This unique structure has allowed the Omidyar Network to fund disruptive nonprofits such as the online lending platform Kiva and socially valuable companies like Meetup.

More than a year ago, we started talking with the folks at Omidyar Network about our respective visions, and we found a tremendous amount of alignment.

Like us, they believe in the power of people everywhere to create change if given the opportunity. But unlike most other investors, they also understand Change.org’s unique structure – that we never intend to sell or go public – and they recognize and respect the importance of our founding team retaining control of the company to ensure that we maintain focus on our mission.

Thanks to this deep alignment of vision, I’m happy to announce that we’ve received $15 million in an investment round led by Omidyar Network. They’ve been joined by other mission-driven investors including Uprising, a new social investment fund.

For the past several years we’ve had a vision for an expanded technology platform that we know can massively democratize power around the world, and we now have the resources to build out a product and engineering team to make that a reality.

In the coming period, we’ll be building tools that will more effectively empower hundreds of millions of people around the world; we will deepen our toolset to enable people to build long-term movements on our platform; we will personalize each user’s experience to better connect people to the issues and organizations they care most about; we will ensure people can organize for change on any device; and we will develop disruptive new tools for citizen empowerment.

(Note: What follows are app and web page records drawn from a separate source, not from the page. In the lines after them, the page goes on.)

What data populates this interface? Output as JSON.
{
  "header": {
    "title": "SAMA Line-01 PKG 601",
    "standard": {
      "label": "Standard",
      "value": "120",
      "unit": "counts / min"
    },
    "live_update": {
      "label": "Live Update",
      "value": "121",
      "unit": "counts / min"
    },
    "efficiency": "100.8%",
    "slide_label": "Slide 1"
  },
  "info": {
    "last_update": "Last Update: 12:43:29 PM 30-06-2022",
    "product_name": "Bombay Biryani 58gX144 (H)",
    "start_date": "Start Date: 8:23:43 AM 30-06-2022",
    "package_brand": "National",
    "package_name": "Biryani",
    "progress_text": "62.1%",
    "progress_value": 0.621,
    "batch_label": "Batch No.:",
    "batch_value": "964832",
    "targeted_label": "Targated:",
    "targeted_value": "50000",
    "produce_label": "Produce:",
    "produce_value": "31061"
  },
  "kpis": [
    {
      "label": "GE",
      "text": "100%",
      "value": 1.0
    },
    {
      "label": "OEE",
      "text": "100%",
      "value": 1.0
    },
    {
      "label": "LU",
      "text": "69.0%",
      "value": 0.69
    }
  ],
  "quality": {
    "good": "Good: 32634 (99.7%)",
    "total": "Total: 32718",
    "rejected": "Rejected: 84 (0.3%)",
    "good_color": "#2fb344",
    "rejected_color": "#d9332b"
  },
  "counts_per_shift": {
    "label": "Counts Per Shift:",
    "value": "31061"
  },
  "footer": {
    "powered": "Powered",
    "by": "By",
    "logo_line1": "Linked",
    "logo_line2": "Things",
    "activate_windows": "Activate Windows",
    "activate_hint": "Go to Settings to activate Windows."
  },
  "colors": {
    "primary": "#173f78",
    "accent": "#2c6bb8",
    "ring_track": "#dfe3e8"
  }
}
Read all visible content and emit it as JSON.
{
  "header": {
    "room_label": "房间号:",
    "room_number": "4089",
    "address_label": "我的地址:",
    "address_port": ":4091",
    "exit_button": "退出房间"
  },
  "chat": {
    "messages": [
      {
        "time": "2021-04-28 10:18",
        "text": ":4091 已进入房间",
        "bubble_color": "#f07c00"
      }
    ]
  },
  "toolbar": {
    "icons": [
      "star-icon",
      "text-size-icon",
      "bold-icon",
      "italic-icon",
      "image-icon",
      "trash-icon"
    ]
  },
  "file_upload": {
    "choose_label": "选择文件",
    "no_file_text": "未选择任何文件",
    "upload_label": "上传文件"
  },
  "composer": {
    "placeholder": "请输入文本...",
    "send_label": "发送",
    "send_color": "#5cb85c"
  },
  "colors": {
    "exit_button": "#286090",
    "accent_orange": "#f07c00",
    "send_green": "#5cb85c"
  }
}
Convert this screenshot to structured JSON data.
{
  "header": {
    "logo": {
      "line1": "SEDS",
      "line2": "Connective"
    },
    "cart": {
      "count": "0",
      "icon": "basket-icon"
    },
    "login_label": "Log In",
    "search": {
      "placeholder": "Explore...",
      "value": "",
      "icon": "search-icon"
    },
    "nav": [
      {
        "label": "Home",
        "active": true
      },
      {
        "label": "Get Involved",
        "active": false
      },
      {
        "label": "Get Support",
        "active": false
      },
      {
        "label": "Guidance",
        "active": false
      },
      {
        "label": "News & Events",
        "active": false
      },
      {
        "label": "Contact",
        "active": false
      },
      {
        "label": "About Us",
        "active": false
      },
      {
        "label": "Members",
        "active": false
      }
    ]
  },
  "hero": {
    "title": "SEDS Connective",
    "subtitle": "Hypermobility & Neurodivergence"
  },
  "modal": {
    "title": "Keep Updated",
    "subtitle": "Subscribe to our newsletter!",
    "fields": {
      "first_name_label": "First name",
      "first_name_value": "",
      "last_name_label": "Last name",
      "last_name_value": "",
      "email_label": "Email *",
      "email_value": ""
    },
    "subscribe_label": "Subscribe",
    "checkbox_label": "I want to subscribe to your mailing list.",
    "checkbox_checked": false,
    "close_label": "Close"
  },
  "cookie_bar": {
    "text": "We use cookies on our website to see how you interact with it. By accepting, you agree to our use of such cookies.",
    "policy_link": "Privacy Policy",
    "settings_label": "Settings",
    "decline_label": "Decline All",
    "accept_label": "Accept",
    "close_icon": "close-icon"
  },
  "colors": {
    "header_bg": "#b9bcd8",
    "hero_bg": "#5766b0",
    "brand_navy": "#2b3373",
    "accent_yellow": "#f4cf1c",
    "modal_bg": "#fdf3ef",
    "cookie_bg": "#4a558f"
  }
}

Along the way, we will continue to do things that some people think are crazy. We will continue to focus entirely on our mission, we will invest in areas some people think will never generate financial return, and we will continue to maintain our independence.

This doesn’t mean we’ll be indifferent to practical things like revenue. On the contrary, we’ll continue working to provide increased value to organizations through our paid offerings. We can only achieve our vision if we continue to build revenue in a way that can scale to sustain our growing global team and platform. But we will do so in service of our mission.

Although this mission-focused approach currently seems unique, we think it will become increasingly common. We believe one of the most promising opportunities in social change is using the power of business to solve large social and environmental problems, and we hope to demonstrate that it’s possible to build a successful technology company focused on massive social impact. In the process, we hope that — along with some of the growing number of successful social enterprises — we can inspire many more entrepreneurs, investors, and partners to join this emerging movement.

If there’s anything that makes me most hopeful about the potential of this disruption in traditional ways of doing business, it’s the increased excitement I see among young people for new ways of making impact.

I recently witnessed this first-hand after giving a talk to Stanford University’s incoming freshman class, which boasts students from dozens of countries.

One young woman approached me afterward to tell me that all the people she met wanted to work on important social problems, and to ask if I was worried that there wouldn’t be enough people willing to work for “normal companies” in the future.

I smiled, and responded that I didn’t think that was a problem yet – but that I hope we can help make it one by the time she graduates.

Some might call this crazy. But it’s also crazy to think that people around the world can change national laws and the behaviors of multinational companies with a simple petition tool. Yet that’s exactly what’s already happening every day on Change.org all around the world – and we’re just getting started.